It’s just that those shots are intermittent with any number of issues including a noisy grain structure niggling in between. The 1080p Blu-ray version included in this set isn’t any better either. I’ll slightly tip the edge to the 4K disc because those really good shots do look better, but on the flipside when it doesn’t look great it’s easier to see the issues and faults smacking this title. As I’ve only ever seen this movie a handful of times, I’m not proficient in its history or handling over the years but given what I know about the production unless there’s a magically perfect print out there, this one just isn’t going to be a showstopper regardless of the format. Which then makes you ask “why do a 4K disc at all?” It’s alright, for this film it is what it is.

Audio Review


At least on the audio front Children Shouldn’t Play With Dead Things scores a lively and effective LPCM 2.0 track. Indicative of the low-fi shoot, the dialog can come and go as it sounds like every line was recorded on set without any over-dub to clean things up. Sometimes voices are right on the money, sometimes they’re hot, others they’re practically a whisper. This is especially the case when our gathering of theater folk is in the cemetery. Once things move into the old cabin it cleans up a bit since the location is much tighter. There are some simbalance issues here and there, but I’d wager that’s all part of the original recordings and can’t be fixed too much. All in all, it’s a solid track and that last act is pretty great horror creature feature stuff.

Special Features


The big get for fans of this indy horror gem is the collection of bonus features. Between the three discs, you’ve got hours of interesting content ahead of you. I love it when low-budget movies like this one get a stacked slate of extras. It highlights how much heart and care went into the production to bring it home. The various personalities interviewed clearly had a lot of love for the show and gave it their all. It’s a nice selection of new and archival bonus features. The Alan Ormsby interview is well worth digging into but apparently, something got cocked up with the audio so there are subtitles to help you out. 
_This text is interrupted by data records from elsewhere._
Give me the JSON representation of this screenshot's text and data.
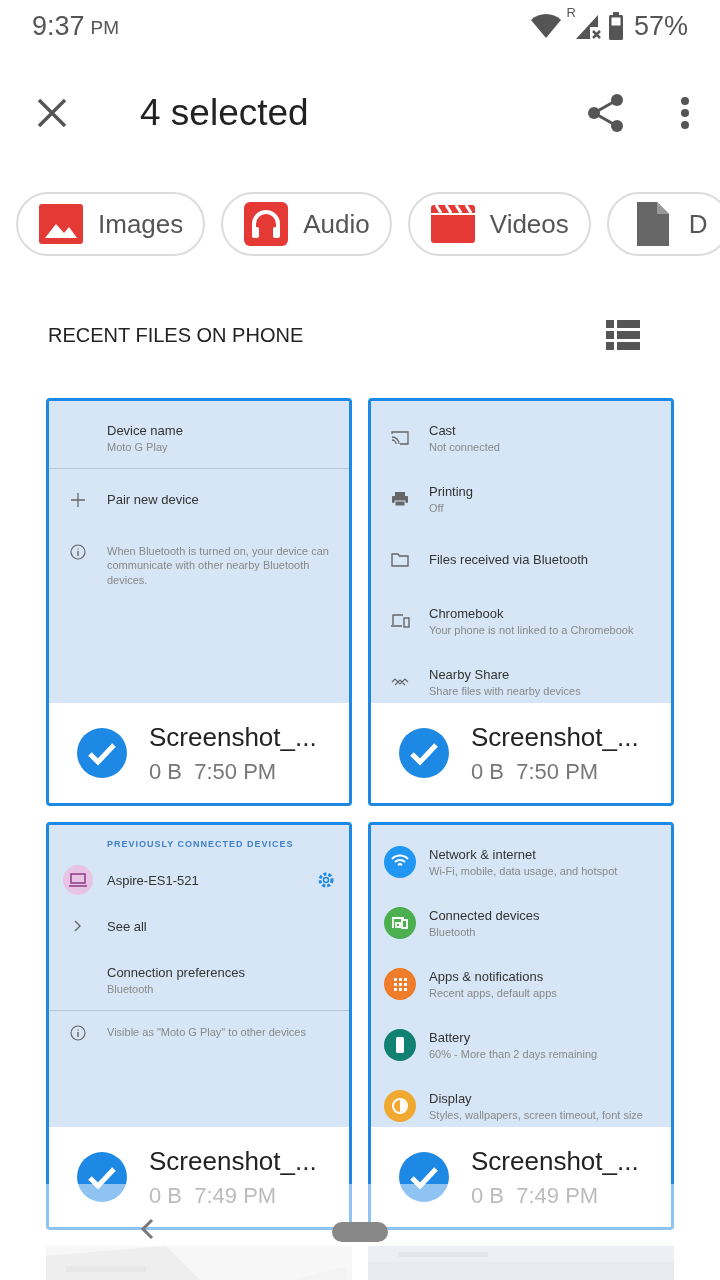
{
  "status_bar": {
    "time": "9:37",
    "ampm": "PM",
    "roaming": "R",
    "battery": "57%"
  },
  "top_bar": {
    "title": "4 selected"
  },
  "chips": [
    {
      "label": "Images",
      "kind": "images"
    },
    {
      "label": "Audio",
      "kind": "audio"
    },
    {
      "label": "Videos",
      "kind": "videos"
    },
    {
      "label": "D",
      "kind": "documents"
    }
  ],
  "section": {
    "title": "RECENT FILES ON PHONE"
  },
  "files": [
    {
      "name": "Screenshot_...",
      "meta": "0 B  7:50 PM",
      "selected": true,
      "thumbnail": [
        {
          "kind": "plain",
          "title": "Device name",
          "subtitle": "Moto G Play",
          "divider": true
        },
        {
          "kind": "plus",
          "title": "Pair new device"
        },
        {
          "kind": "info",
          "text": "When Bluetooth is turned on, your device can communicate with other nearby Bluetooth devices."
        }
      ]
    },
    {
      "name": "Screenshot_...",
      "meta": "0 B  7:50 PM",
      "selected": true,
      "thumbnail": [
        {
          "kind": "cast",
          "title": "Cast",
          "subtitle": "Not connected"
        },
        {
          "kind": "print",
          "title": "Printing",
          "subtitle": "Off"
        },
        {
          "kind": "folder",
          "title": "Files received via Bluetooth"
        },
        {
          "kind": "chromebook",
          "title": "Chromebook",
          "subtitle": "Your phone is not linked to a Chromebook"
        },
        {
          "kind": "nearby",
          "title": "Nearby Share",
          "subtitle": "Share files with nearby devices"
        }
      ]
    },
    {
      "name": "Screenshot_...",
      "meta": "0 B  7:49 PM",
      "selected": true,
      "thumbnail": [
        {
          "kind": "header",
          "title": "PREVIOUSLY CONNECTED DEVICES"
        },
        {
          "kind": "laptop",
          "title": "Aspire-ES1-521"
        },
        {
          "kind": "chevron",
          "title": "See all"
        },
        {
          "kind": "plain",
          "title": "Connection preferences",
          "subtitle": "Bluetooth",
          "divider": true
        },
        {
          "kind": "info",
          "text": "Visible as \"Moto G Play\" to other devices"
        }
      ]
    },
    {
      "name": "Screenshot_...",
      "meta": "0 B  7:49 PM",
      "selected": true,
      "thumbnail": [
        {
          "kind": "wifi",
          "title": "Network & internet",
          "subtitle": "Wi-Fi, mobile, data usage, and hotspot",
          "color": "#2196f3"
        },
        {
          "kind": "devices",
          "title": "Connected devices",
          "subtitle": "Bluetooth",
          "color": "#4caf50"
        },
        {
          "kind": "apps",
          "title": "Apps & notifications",
          "subtitle": "Recent apps, default apps",
          "color": "#ef7c2a"
        },
        {
          "kind": "battery",
          "title": "Battery",
          "subtitle": "60% - More than 2 days remaining",
          "color": "#138074"
        },
        {
          "kind": "display",
          "title": "Display",
          "subtitle": "Styles, wallpapers, screen timeout, font size",
          "color": "#f0a830"
        }
      ]
    }
  ]
}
4K Ultra HD Blu-ray Disc 

  • Audio Commentary featuring Alan Ormsby, Jane Daly and Anya Cronin
  • Dreaming of Death: Bob Clark's Horror Films (HD 1:12:50) 
  • Original Theatrical Trailer (4K 3:13)

Blu-ray Disc One

  • Audio Commentary featuring Alan Ormsby, Jane Daly and Anya Cronin
  • Dreaming of Death: Bob Clark's Horror Films (HD 1:12:50) 
  • Original Theatrical Trailer (4K 3:13)

Blu-ray Disc Two

  • New Interview with Alan Ormsby (HD 33:32)
  • Confessions of a Grave Digger - Interview with Ken Goch (HD 9:08)
  • Grindhouse Q & A (HD 11:27)
  • Memories of Bob Clark: A Tribute to the Late Director (HD 10:08) 
  • "Dead Girls Don't Say No" The Deadthings Music Video (HD 3:50)
  • "Cemetery Mary" The Deadthings Music Video (HD 3:55)
  • Tribute Video (HD 2:00)
  • Photo Gallery
  • Radio Spots

As Bob Clark’s third feature film, Children Shouldn’t Play With Dead Things is a prime example of low-budget filmmaking gone right. Assembling an amateur cast and crew of college buddies, Clark managed to craft a solid and creepy horror flick that still holds up five decades later. Sure, it’s not the greatest film ever and Clark would go on to bigger and better projects, but this is a showcase of what a talented filmmaker can accomplish with very little. Now for the film’s Golden Anniversary, VCI delivers a new three-disc 4K set for fans to devour. The video transfer for either 4K or Blu-ray isn’t something to get too excited about. Given the production limitations, it was never a film that ever looked amazing on home video and this round stresses the need of a 4K disc at all with only a few subtle improvements over its 1080p counterpart. Audio is in relatively solid shape considering all things and the collection of bonus features is well worth digging into. It’s no Black Christmas or A Christmas Story but it’s kind of awesome to see the late great Bob Clark’s catalog get so much home video love this year. Ultimately this one is Worth A Look.